Lemmon plays a retired department store clerk mourning the loss of his wife, who passed away two years earlier. Matthau is his brother-in-law, a layabout con artist.

The plot spins around Matthau coercing Lemmon into taking a "free" cruise. Naturally, Lemmon is reluctant, fearing there may be a catch. But Matthau talks him into it — and it isn't until the ship sets sail that Lemmon learns Matthau has signed them on as dance hosts.

Matthau's plan is simple enough — he wants to land a lonely rich widow.
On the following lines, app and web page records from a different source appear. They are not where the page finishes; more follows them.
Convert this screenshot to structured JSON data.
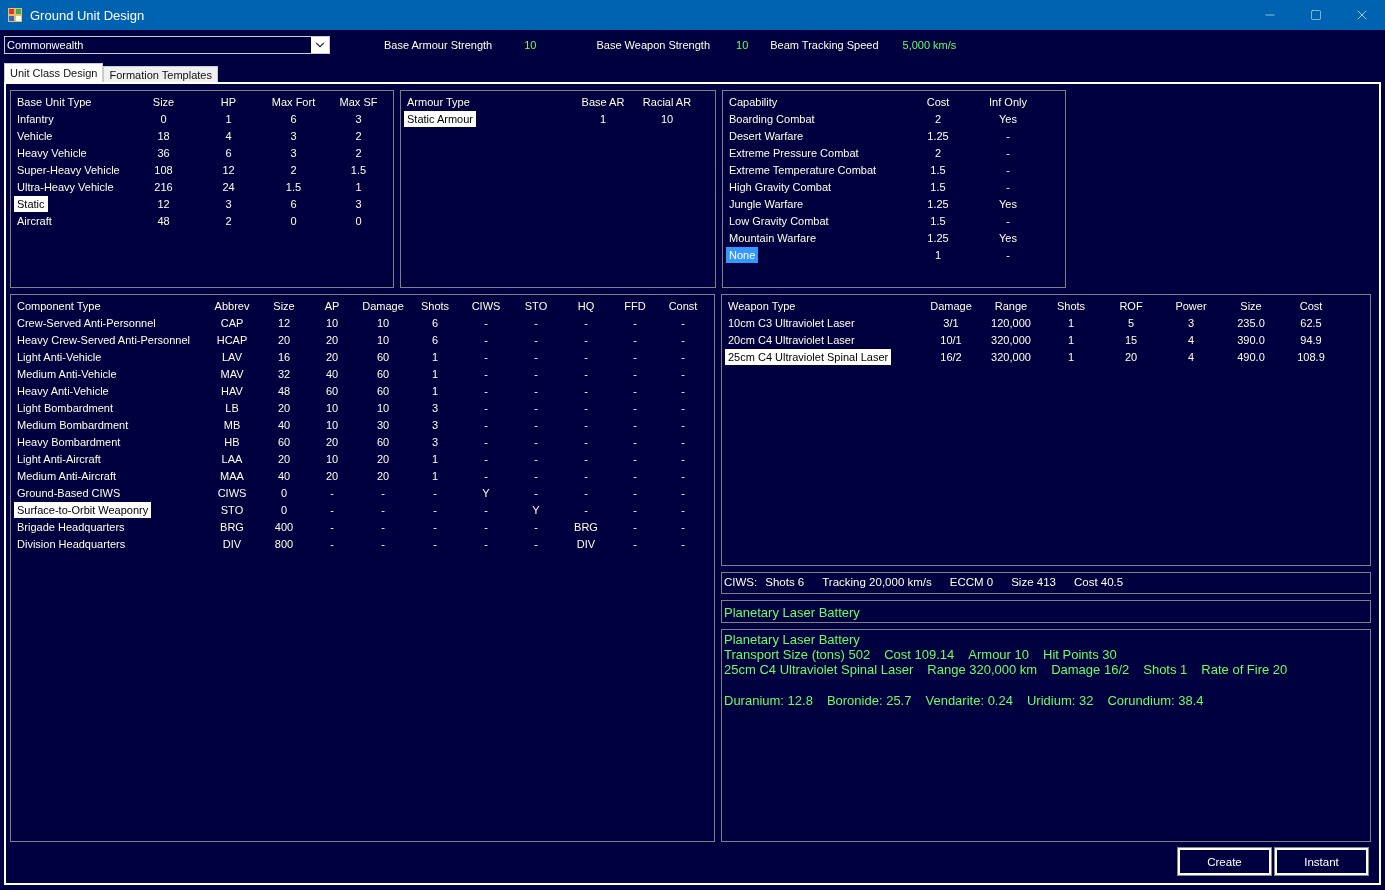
{
  "window": {
    "title": "Ground Unit Design"
  },
  "race_select": {
    "value": "Commonwealth"
  },
  "stats": [
    {
      "label": "Base Armour Strength",
      "value": "10"
    },
    {
      "label": "Base Weapon Strength",
      "value": "10"
    },
    {
      "label": "Beam Tracking Speed",
      "value": "5,000 km/s"
    }
  ],
  "tabs": [
    {
      "label": "Unit Class Design",
      "selected": true
    },
    {
      "label": "Formation Templates",
      "selected": false
    }
  ],
  "base_unit_table": {
    "focused": false,
    "columns": [
      "Base Unit Type",
      "Size",
      "HP",
      "Max Fort",
      "Max SF"
    ],
    "rows": [
      {
        "cells": [
          "Infantry",
          "0",
          "1",
          "6",
          "3"
        ],
        "selected": false
      },
      {
        "cells": [
          "Vehicle",
          "18",
          "4",
          "3",
          "2"
        ],
        "selected": false
      },
      {
        "cells": [
          "Heavy Vehicle",
          "36",
          "6",
          "3",
          "2"
        ],
        "selected": false
      },
      {
        "cells": [
          "Super-Heavy Vehicle",
          "108",
          "12",
          "2",
          "1.5"
        ],
        "selected": false
      },
      {
        "cells": [
          "Ultra-Heavy Vehicle",
          "216",
          "24",
          "1.5",
          "1"
        ],
        "selected": false
      },
      {
        "cells": [
          "Static",
          "12",
          "3",
          "6",
          "3"
        ],
        "selected": true
      },
      {
        "cells": [
          "Aircraft",
          "48",
          "2",
          "0",
          "0"
        ],
        "selected": false
      }
    ]
  },
  "armour_table": {
    "focused": false,
    "columns": [
      "Armour Type",
      "Base AR",
      "Racial AR"
    ],
    "rows": [
      {
        "cells": [
          "Static Armour",
          "1",
          "10"
        ],
        "selected": true
      }
    ]
  },
  "capability_table": {
    "focused": true,
    "columns": [
      "Capability",
      "Cost",
      "Inf Only"
    ],
    "rows": [
      {
        "cells": [
          "Boarding Combat",
          "2",
          "Yes"
        ],
        "selected": false
      },
      {
        "cells": [
          "Desert Warfare",
          "1.25",
          "-"
        ],
        "selected": false
      },
      {
        "cells": [
          "Extreme Pressure Combat",
          "2",
          "-"
        ],
        "selected": false
      },
      {
        "cells": [
          "Extreme Temperature Combat",
          "1.5",
          "-"
        ],
        "selected": false
      },
      {
        "cells": [
          "High Gravity Combat",
          "1.5",
          "-"
        ],
        "selected": false
      },
      {
        "cells": [
          "Jungle Warfare",
          "1.25",
          "Yes"
        ],
        "selected": false
      },
      {
        "cells": [
          "Low Gravity Combat",
          "1.5",
          "-"
        ],
        "selected": false
      },
      {
        "cells": [
          "Mountain Warfare",
          "1.25",
          "Yes"
        ],
        "selected": false
      },
      {
        "cells": [
          "None",
          "1",
          "-"
        ],
        "selected": true
      }
    ]
  },
  "component_table": {
    "focused": false,
    "columns": [
      "Component Type",
      "Abbrev",
      "Size",
      "AP",
      "Damage",
      "Shots",
      "CIWS",
      "STO",
      "HQ",
      "FFD",
      "Const"
    ],
    "rows": [
      {
        "cells": [
          "Crew-Served Anti-Personnel",
          "CAP",
          "12",
          "10",
          "10",
          "6",
          "-",
          "-",
          "-",
          "-",
          "-"
        ],
        "selected": false
      },
      {
        "cells": [
          "Heavy Crew-Served Anti-Personnel",
          "HCAP",
          "20",
          "20",
          "10",
          "6",
          "-",
          "-",
          "-",
          "-",
          "-"
        ],
        "selected": false
      },
      {
        "cells": [
          "Light Anti-Vehicle",
          "LAV",
          "16",
          "20",
          "60",
          "1",
          "-",
          "-",
          "-",
          "-",
          "-"
        ],
        "selected": false
      },
      {
        "cells": [
          "Medium Anti-Vehicle",
          "MAV",
          "32",
          "40",
          "60",
          "1",
          "-",
          "-",
          "-",
          "-",
          "-"
        ],
        "selected": false
      },
      {
        "cells": [
          "Heavy Anti-Vehicle",
          "HAV",
          "48",
          "60",
          "60",
          "1",
          "-",
          "-",
          "-",
          "-",
          "-"
        ],
        "selected": false
      },
      {
        "cells": [
          "Light Bombardment",
          "LB",
          "20",
          "10",
          "10",
          "3",
          "-",
          "-",
          "-",
          "-",
          "-"
        ],
        "selected": false
      },
      {
        "cells": [
          "Medium Bombardment",
          "MB",
          "40",
          "10",
          "30",
          "3",
          "-",
          "-",
          "-",
          "-",
          "-"
        ],
        "selected": false
      },
      {
        "cells": [
          "Heavy Bombardment",
          "HB",
          "60",
          "20",
          "60",
          "3",
          "-",
          "-",
          "-",
          "-",
          "-"
        ],
        "selected": false
      },
      {
        "cells": [
          "Light Anti-Aircraft",
          "LAA",
          "20",
          "10",
          "20",
          "1",
          "-",
          "-",
          "-",
          "-",
          "-"
        ],
        "selected": false
      },
      {
        "cells": [
          "Medium Anti-Aircraft",
          "MAA",
          "40",
          "20",
          "20",
          "1",
          "-",
          "-",
          "-",
          "-",
          "-"
        ],
        "selected": false
      },
      {
        "cells": [
          "Ground-Based CIWS",
          "CIWS",
          "0",
          "-",
          "-",
          "-",
          "Y",
          "-",
          "-",
          "-",
          "-"
        ],
        "selected": false
      },
      {
        "cells": [
          "Surface-to-Orbit Weaponry",
          "STO",
          "0",
          "-",
          "-",
          "-",
          "-",
          "Y",
          "-",
          "-",
          "-"
        ],
        "selected": true
      },
      {
        "cells": [
          "Brigade Headquarters",
          "BRG",
          "400",
          "-",
          "-",
          "-",
          "-",
          "-",
          "BRG",
          "-",
          "-"
        ],
        "selected": false
      },
      {
        "cells": [
          "Division Headquarters",
          "DIV",
          "800",
          "-",
          "-",
          "-",
          "-",
          "-",
          "DIV",
          "-",
          "-"
        ],
        "selected": false
      }
    ]
  },
  "weapon_table": {
    "focused": false,
    "columns": [
      "Weapon Type",
      "Damage",
      "Range",
      "Shots",
      "ROF",
      "Power",
      "Size",
      "Cost"
    ],
    "rows": [
      {
        "cells": [
          "10cm C3 Ultraviolet Laser",
          "3/1",
          "120,000",
          "1",
          "5",
          "3",
          "235.0",
          "62.5"
        ],
        "selected": false
      },
      {
        "cells": [
          "20cm C4 Ultraviolet Laser",
          "10/1",
          "320,000",
          "1",
          "15",
          "4",
          "390.0",
          "94.9"
        ],
        "selected": false
      },
      {
        "cells": [
          "25cm C4 Ultraviolet Spinal Laser",
          "16/2",
          "320,000",
          "1",
          "20",
          "4",
          "490.0",
          "108.9"
        ],
        "selected": true
      }
    ]
  },
  "ciws_line": [
    "CIWS:",
    "Shots 6",
    "Tracking 20,000 km/s",
    "ECCM 0",
    "Size 413",
    "Cost 40.5"
  ],
  "unit_name": {
    "value": "Planetary Laser Battery"
  },
  "summary": {
    "groups": [
      {
        "lines": [
          [
            "Planetary Laser Battery"
          ],
          [
            "Transport Size (tons) 502",
            "Cost 109.14",
            "Armour 10",
            "Hit Points 30"
          ],
          [
            "25cm C4 Ultraviolet Spinal Laser",
            "Range 320,000 km",
            "Damage 16/2",
            "Shots 1",
            "Rate of Fire 20"
          ]
        ]
      },
      {
        "lines": [
          [
            "Duranium: 12.8",
            "Boronide: 25.7",
            "Vendarite: 0.24",
            "Uridium: 32",
            "Corundium: 38.4"
          ]
        ]
      }
    ]
  },
  "buttons": [
    "Create",
    "Instant"
  ]
}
But because he can't dance, he needs Lemmon's help to pull it off.

Lemmon wants no part of it, of course, but now it's either play dance host or foot the cost of the cruise. "We're not working," Matthau tells him, "we're dancing, cavorting."
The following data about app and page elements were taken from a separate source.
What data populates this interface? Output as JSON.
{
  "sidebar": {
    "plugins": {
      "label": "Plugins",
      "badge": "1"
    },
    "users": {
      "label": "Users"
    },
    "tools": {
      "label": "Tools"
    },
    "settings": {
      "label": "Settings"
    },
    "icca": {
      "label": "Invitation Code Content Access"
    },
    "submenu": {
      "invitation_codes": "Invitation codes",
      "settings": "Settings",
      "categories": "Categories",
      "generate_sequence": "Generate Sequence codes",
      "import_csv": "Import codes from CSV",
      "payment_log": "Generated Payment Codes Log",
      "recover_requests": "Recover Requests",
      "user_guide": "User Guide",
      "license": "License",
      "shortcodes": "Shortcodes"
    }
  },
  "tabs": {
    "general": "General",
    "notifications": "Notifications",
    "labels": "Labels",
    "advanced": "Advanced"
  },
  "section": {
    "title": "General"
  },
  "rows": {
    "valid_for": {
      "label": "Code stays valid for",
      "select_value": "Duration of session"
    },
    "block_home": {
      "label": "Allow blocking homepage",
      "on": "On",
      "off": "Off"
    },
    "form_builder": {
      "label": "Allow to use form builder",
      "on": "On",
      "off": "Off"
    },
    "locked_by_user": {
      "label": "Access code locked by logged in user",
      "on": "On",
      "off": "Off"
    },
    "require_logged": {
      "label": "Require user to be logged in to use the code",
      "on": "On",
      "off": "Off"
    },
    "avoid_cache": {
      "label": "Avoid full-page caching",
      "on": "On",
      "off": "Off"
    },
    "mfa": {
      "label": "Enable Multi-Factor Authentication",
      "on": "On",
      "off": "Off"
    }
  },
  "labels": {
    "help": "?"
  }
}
Matthau sets his sights on Dyan Cannon — and as unlikely as it may sound, she falls for him. (Although, if Matthau can romance Sophia Loren in "Grumpier Old Men," why not?)

Lemmon finds the crowd of women plunging toward them on the dance floor a bit frightening ("It's just like the beach at Normandy," he moans). But he eventually falls for widowed Gloria DeHaven, and they have the usual contrived arguments and reconciliations before finding happiness together. (It is awfully nice to see an older couple involved in a big-screen romance, however.)

Along the way, Matthau tangles with Cannon's nasty mother (Elaine Stritch, who is closer to Matthau's age than Cannon), and they both endure the wrath of the cruise director, a sleazy lounge lizard (Brent Spiner, Data of "Star Trek: The Next Generation"). Hal Linden (TV's "Barney Miller" ) and Donald O'Connor (who gets a couple of nice soft-shoe moments) also show up, as fellow dance hosts.

But first-time screenwriter Robert Nelson Jacobs has watched too much television, and most of the plotting plays out like a first-draft sitcom (peppered with the usual sophomoric big-screen vulgarisms). Director Martha Coolidge ("Rambling Rose," "Lost in Yonkers") doesn't help much, especially with the awkward staging of Lemmon and DeHaven's scenes.

And secondary characters really suffer. Linden and O'Connor are especially underused. Of the supporting cast, only Spiner manages to get a few chuckles (especially when he breaks into a big-band version of "Oye Como Va").

Lemmon and Matthau are real troupers, and you have to give them credit for trying so hard to make it all work.

The sequence that has Lemmon teaching Matthau to dance is a particularly fine example of how much can done with mediocre material when it's in professional hands.

Imagine what they could do with really good material.

"Out to Sea" is rated PG-13 for vulgarity and profanity.